[Start of Attachment]

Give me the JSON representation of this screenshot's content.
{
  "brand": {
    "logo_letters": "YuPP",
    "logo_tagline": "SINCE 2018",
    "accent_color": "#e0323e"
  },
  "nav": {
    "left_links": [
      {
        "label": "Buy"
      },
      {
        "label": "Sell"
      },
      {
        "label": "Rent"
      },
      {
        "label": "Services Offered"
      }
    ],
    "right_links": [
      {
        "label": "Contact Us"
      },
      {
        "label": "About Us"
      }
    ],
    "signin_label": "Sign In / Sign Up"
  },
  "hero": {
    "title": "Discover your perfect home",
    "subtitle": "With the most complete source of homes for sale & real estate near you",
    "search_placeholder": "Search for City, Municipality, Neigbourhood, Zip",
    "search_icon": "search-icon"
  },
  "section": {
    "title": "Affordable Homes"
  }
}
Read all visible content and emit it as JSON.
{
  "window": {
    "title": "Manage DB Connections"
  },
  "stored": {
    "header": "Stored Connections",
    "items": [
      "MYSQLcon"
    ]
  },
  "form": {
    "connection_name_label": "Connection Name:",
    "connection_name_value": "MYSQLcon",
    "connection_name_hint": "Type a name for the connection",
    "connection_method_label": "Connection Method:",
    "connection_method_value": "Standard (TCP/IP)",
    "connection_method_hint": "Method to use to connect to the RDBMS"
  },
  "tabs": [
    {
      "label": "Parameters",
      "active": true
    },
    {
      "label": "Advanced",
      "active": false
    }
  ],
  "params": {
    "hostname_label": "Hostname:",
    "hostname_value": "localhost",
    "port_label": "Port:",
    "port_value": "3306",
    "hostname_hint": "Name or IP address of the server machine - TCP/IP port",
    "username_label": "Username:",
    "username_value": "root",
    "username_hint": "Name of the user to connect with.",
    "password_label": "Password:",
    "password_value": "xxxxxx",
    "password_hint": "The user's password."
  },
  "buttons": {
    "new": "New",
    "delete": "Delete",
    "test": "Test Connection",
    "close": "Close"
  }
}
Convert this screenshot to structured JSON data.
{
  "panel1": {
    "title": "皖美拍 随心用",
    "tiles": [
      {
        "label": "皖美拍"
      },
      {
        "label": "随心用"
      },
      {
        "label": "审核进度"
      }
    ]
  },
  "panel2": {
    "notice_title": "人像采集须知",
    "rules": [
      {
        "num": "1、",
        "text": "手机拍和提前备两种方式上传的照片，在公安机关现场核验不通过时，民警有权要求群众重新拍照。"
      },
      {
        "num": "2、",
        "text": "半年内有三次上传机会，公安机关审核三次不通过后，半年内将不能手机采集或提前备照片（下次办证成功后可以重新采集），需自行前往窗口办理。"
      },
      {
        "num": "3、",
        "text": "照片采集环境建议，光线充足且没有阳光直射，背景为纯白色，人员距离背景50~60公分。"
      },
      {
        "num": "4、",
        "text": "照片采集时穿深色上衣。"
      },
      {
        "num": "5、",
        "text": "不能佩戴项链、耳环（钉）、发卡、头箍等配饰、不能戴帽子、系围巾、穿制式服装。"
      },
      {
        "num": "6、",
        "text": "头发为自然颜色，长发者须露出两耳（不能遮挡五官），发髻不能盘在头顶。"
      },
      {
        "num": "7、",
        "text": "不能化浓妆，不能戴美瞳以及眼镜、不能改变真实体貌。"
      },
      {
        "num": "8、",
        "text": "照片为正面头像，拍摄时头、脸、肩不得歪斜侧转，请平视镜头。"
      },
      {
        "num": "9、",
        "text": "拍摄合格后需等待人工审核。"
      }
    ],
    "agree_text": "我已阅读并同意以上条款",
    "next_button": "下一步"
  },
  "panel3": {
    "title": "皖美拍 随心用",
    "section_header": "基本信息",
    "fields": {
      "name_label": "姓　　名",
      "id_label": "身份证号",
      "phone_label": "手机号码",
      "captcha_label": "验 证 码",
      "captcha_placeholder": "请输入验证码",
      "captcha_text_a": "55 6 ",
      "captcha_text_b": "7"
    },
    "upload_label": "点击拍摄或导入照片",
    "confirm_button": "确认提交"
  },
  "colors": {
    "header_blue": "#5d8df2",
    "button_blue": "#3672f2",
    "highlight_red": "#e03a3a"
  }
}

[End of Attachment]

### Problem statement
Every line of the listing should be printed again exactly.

### Exercise answer
Give me the JSON representation of this screenshot's content.
{
  "brand": {
    "logo_letters": "YuPP",
    "logo_tagline": "SINCE 2018",
    "accent_color": "#e0323e"
  },
  "nav": {
    "left_links": [
      {
        "label": "Buy"
      },
      {
        "label": "Sell"
      },
      {
        "label": "Rent"
      },
      {
        "label": "Services Offered"
      }
    ],
    "right_links": [
      {
        "label": "Contact Us"
      },
      {
        "label": "About Us"
      }
    ],
    "signin_label": "Sign In / Sign Up"
  },
  "hero": {
    "title": "Discover your perfect home",
    "subtitle": "With the most complete source of homes for sale & real estate near you",
    "search_placeholder": "Search for City, Municipality, Neigbourhood, Zip",
    "search_icon": "search-icon"
  },
  "section": {
    "title": "Affordable Homes"
  }
}
Read all visible content and emit it as JSON.
{
  "window": {
    "title": "Manage DB Connections"
  },
  "stored": {
    "header": "Stored Connections",
    "items": [
      "MYSQLcon"
    ]
  },
  "form": {
    "connection_name_label": "Connection Name:",
    "connection_name_value": "MYSQLcon",
    "connection_name_hint": "Type a name for the connection",
    "connection_method_label": "Connection Method:",
    "connection_method_value": "Standard (TCP/IP)",
    "connection_method_hint": "Method to use to connect to the RDBMS"
  },
  "tabs": [
    {
      "label": "Parameters",
      "active": true
    },
    {
      "label": "Advanced",
      "active": false
    }
  ],
  "params": {
    "hostname_label": "Hostname:",
    "hostname_value": "localhost",
    "port_label": "Port:",
    "port_value": "3306",
    "hostname_hint": "Name or IP address of the server machine - TCP/IP port",
    "username_label": "Username:",
    "username_value": "root",
    "username_hint": "Name of the user to connect with.",
    "password_label": "Password:",
    "password_value": "xxxxxx",
    "password_hint": "The user's password."
  },
  "buttons": {
    "new": "New",
    "delete": "Delete",
    "test": "Test Connection",
    "close": "Close"
  }
}
Convert this screenshot to structured JSON data.
{
  "panel1": {
    "title": "皖美拍 随心用",
    "tiles": [
      {
        "label": "皖美拍"
      },
      {
        "label": "随心用"
      },
      {
        "label": "审核进度"
      }
    ]
  },
  "panel2": {
    "notice_title": "人像采集须知",
    "rules": [
      {
        "num": "1、",
        "text": "手机拍和提前备两种方式上传的照片，在公安机关现场核验不通过时，民警有权要求群众重新拍照。"
      },
      {
        "num": "2、",
        "text": "半年内有三次上传机会，公安机关审核三次不通过后，半年内将不能手机采集或提前备照片（下次办证成功后可以重新采集），需自行前往窗口办理。"
      },
      {
        "num": "3、",
        "text": "照片采集环境建议，光线充足且没有阳光直射，背景为纯白色，人员距离背景50~60公分。"
      },
      {
        "num": "4、",
        "text": "照片采集时穿深色上衣。"
      },
      {
        "num": "5、",
        "text": "不能佩戴项链、耳环（钉）、发卡、头箍等配饰、不能戴帽子、系围巾、穿制式服装。"
      },
      {
        "num": "6、",
        "text": "头发为自然颜色，长发者须露出两耳（不能遮挡五官），发髻不能盘在头顶。"
      },
      {
        "num": "7、",
        "text": "不能化浓妆，不能戴美瞳以及眼镜、不能改变真实体貌。"
      },
      {
        "num": "8、",
        "text": "照片为正面头像，拍摄时头、脸、肩不得歪斜侧转，请平视镜头。"
      },
      {
        "num": "9、",
        "text": "拍摄合格后需等待人工审核。"
      }
    ],
    "agree_text": "我已阅读并同意以上条款",
    "next_button": "下一步"
  },
  "panel3": {
    "title": "皖美拍 随心用",
    "section_header": "基本信息",
    "fields": {
      "name_label": "姓　　名",
      "id_label": "身份证号",
      "phone_label": "手机号码",
      "captcha_label": "验 证 码",
      "captcha_placeholder": "请输入验证码",
      "captcha_text_a": "55 6 ",
      "captcha_text_b": "7"
    },
    "upload_label": "点击拍摄或导入照片",
    "confirm_button": "确认提交"
  },
  "colors": {
    "header_blue": "#5d8df2",
    "button_blue": "#3672f2",
    "highlight_red": "#e03a3a"
  }
}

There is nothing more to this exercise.